Their relative told IranWire: “They had been given money from everybody in the family to get to their destination. As far as we know they spent 80 million tomans [close to US$19,300] on the trip.”
It was the other refugees from Sardasht aboard the boat who had to convey the news of the family’s deaths to their loved ones in Iran. “They told us they had all had drowned,” the relative said. “They told us that the bodies of four of them had been found – but not Artin.”
In the summer, after the family first left Iran, Rasoul’s mother was so worried that she had a heart attack. Now that she has been told of their demise in the English Channel, she cannot stop crying. She had five sons and three daughters; now she has four sons, and has lost her three grandchildren forever. The family have been told it will cost them 1.4 billion tomans (more than $337,000] to have their bodies repatriated to Iran. There is no way they can afford this sum.

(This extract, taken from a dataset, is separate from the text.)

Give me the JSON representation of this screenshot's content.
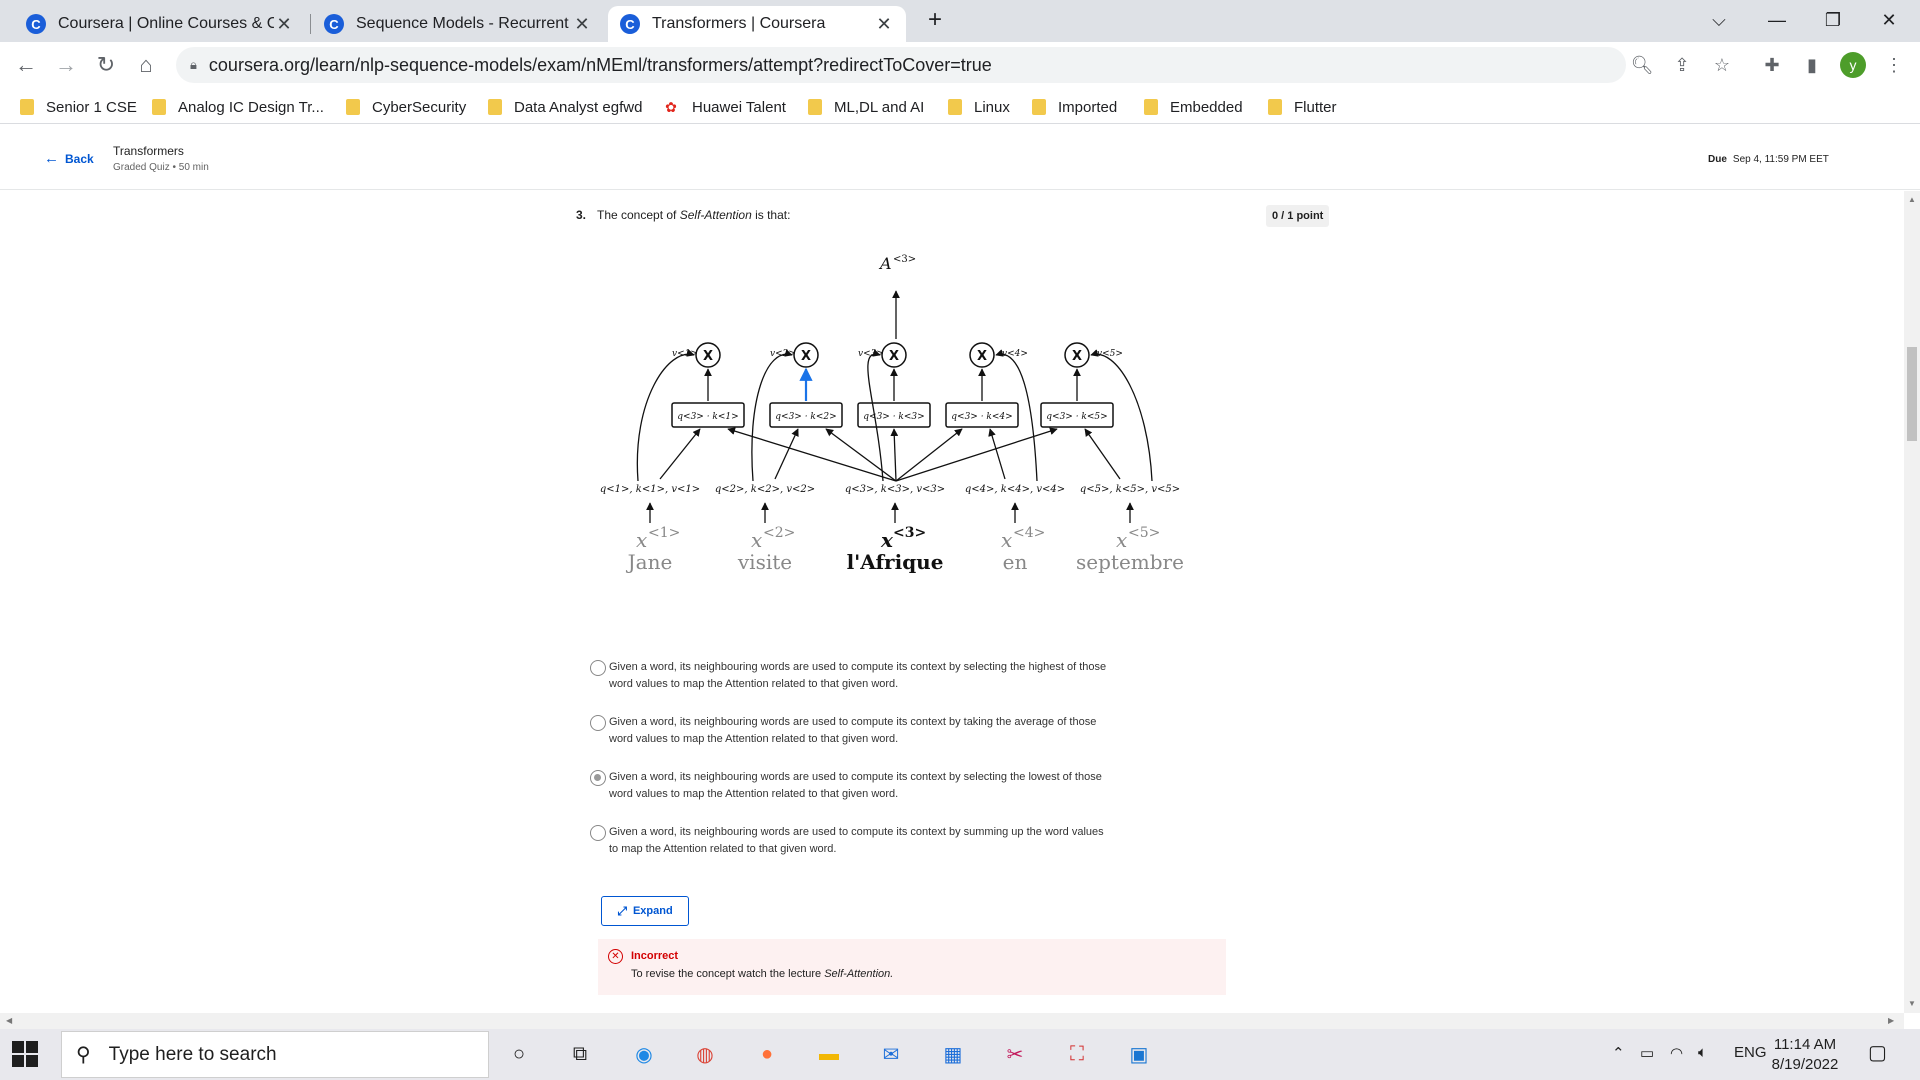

Since the beginning of 2020, more than 7,400 refugees have arrived in the UK by entrusting their lives to small boats and crossing the perilous waters of the English Channel. What we do not know is how many have lost their lives in the attempt. Just 20 days ago some 235 refugees, including several pregnant women, arrived on British shores by this dangerous method: the highest number recorded in a single day.
Politicians in Europe have floated such extreme ideas for containing the crisis as allocating an island for migrants: that is, for around 70 million people across the world who have left their countries of birth in hope of security and a better life. Some of these desperate people do reach to their destinations but only after drawn-out and arduous journeys through forests, over mountains and across treacherous waters, only after being subjected to violence and racism, only after being pushed to the end of their tether both physically and psychologically.
Rasoul, Shiva, Anita, Armin and Artin did not reach their destination. They became the victims of human traffickers who ignored the dangers and sent them on a journey with no return. The four older members of the family will be buried a world away from their grieving families – in all likelihood, in a graveyard for refugees - while the body of baby Artin has yet to be found.